▶ _PROBLEM TO WORK ON_: Repeat each line of the data below exactly, but skip the pictures.

Recorded data:
⁂

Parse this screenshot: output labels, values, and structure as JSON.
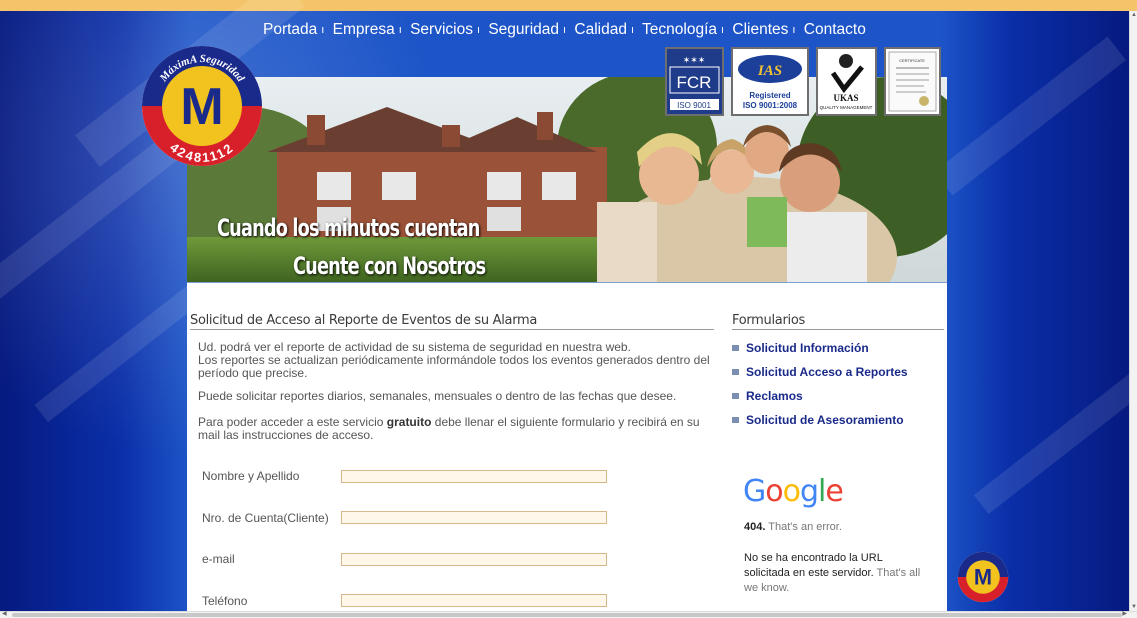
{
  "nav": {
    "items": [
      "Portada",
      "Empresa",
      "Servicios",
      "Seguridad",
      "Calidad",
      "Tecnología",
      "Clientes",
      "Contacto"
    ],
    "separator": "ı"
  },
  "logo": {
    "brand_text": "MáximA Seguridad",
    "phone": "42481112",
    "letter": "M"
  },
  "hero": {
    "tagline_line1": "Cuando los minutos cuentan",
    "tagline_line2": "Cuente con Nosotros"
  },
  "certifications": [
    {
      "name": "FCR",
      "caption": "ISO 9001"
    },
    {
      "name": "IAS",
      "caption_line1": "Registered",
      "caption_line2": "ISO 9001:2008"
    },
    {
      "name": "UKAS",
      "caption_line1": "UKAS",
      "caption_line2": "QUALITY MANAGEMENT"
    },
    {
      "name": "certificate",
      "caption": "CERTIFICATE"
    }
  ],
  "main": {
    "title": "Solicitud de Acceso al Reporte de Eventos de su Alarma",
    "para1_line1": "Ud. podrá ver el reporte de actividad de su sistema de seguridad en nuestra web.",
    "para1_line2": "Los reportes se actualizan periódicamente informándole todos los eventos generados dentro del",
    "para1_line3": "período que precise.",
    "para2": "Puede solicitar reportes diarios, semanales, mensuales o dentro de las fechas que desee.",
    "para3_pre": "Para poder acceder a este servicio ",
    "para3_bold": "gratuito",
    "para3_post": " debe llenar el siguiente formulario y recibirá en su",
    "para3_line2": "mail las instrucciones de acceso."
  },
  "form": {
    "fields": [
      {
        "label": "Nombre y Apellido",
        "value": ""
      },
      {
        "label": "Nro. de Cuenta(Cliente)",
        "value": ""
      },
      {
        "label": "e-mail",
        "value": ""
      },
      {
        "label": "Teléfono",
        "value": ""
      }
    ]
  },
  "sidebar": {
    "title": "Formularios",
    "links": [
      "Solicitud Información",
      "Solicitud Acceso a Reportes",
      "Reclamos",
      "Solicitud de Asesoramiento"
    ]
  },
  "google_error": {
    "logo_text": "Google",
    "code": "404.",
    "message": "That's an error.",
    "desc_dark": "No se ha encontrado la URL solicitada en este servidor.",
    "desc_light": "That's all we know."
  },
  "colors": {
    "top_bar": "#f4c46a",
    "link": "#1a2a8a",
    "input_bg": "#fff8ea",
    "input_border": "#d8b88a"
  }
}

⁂

▶ _RESULT FOR THIS TASK_:
Parse this screenshot: output labels, values, and structure as JSON.
{
  "nav": {
    "items": [
      "Portada",
      "Empresa",
      "Servicios",
      "Seguridad",
      "Calidad",
      "Tecnología",
      "Clientes",
      "Contacto"
    ],
    "separator": "ı"
  },
  "logo": {
    "brand_text": "MáximA Seguridad",
    "phone": "42481112",
    "letter": "M"
  },
  "hero": {
    "tagline_line1": "Cuando los minutos cuentan",
    "tagline_line2": "Cuente con Nosotros"
  },
  "certifications": [
    {
      "name": "FCR",
      "caption": "ISO 9001"
    },
    {
      "name": "IAS",
      "caption_line1": "Registered",
      "caption_line2": "ISO 9001:2008"
    },
    {
      "name": "UKAS",
      "caption_line1": "UKAS",
      "caption_line2": "QUALITY MANAGEMENT"
    },
    {
      "name": "certificate",
      "caption": "CERTIFICATE"
    }
  ],
  "main": {
    "title": "Solicitud de Acceso al Reporte de Eventos de su Alarma",
    "para1_line1": "Ud. podrá ver el reporte de actividad de su sistema de seguridad en nuestra web.",
    "para1_line2": "Los reportes se actualizan periódicamente informándole todos los eventos generados dentro del",
    "para1_line3": "período que precise.",
    "para2": "Puede solicitar reportes diarios, semanales, mensuales o dentro de las fechas que desee.",
    "para3_pre": "Para poder acceder a este servicio ",
    "para3_bold": "gratuito",
    "para3_post": " debe llenar el siguiente formulario y recibirá en su",
    "para3_line2": "mail las instrucciones de acceso."
  },
  "form": {
    "fields": [
      {
        "label": "Nombre y Apellido",
        "value": ""
      },
      {
        "label": "Nro. de Cuenta(Cliente)",
        "value": ""
      },
      {
        "label": "e-mail",
        "value": ""
      },
      {
        "label": "Teléfono",
        "value": ""
      }
    ]
  },
  "sidebar": {
    "title": "Formularios",
    "links": [
      "Solicitud Información",
      "Solicitud Acceso a Reportes",
      "Reclamos",
      "Solicitud de Asesoramiento"
    ]
  },
  "google_error": {
    "logo_text": "Google",
    "code": "404.",
    "message": "That's an error.",
    "desc_dark": "No se ha encontrado la URL solicitada en este servidor.",
    "desc_light": "That's all we know."
  },
  "colors": {
    "top_bar": "#f4c46a",
    "link": "#1a2a8a",
    "input_bg": "#fff8ea",
    "input_border": "#d8b88a"
  }
}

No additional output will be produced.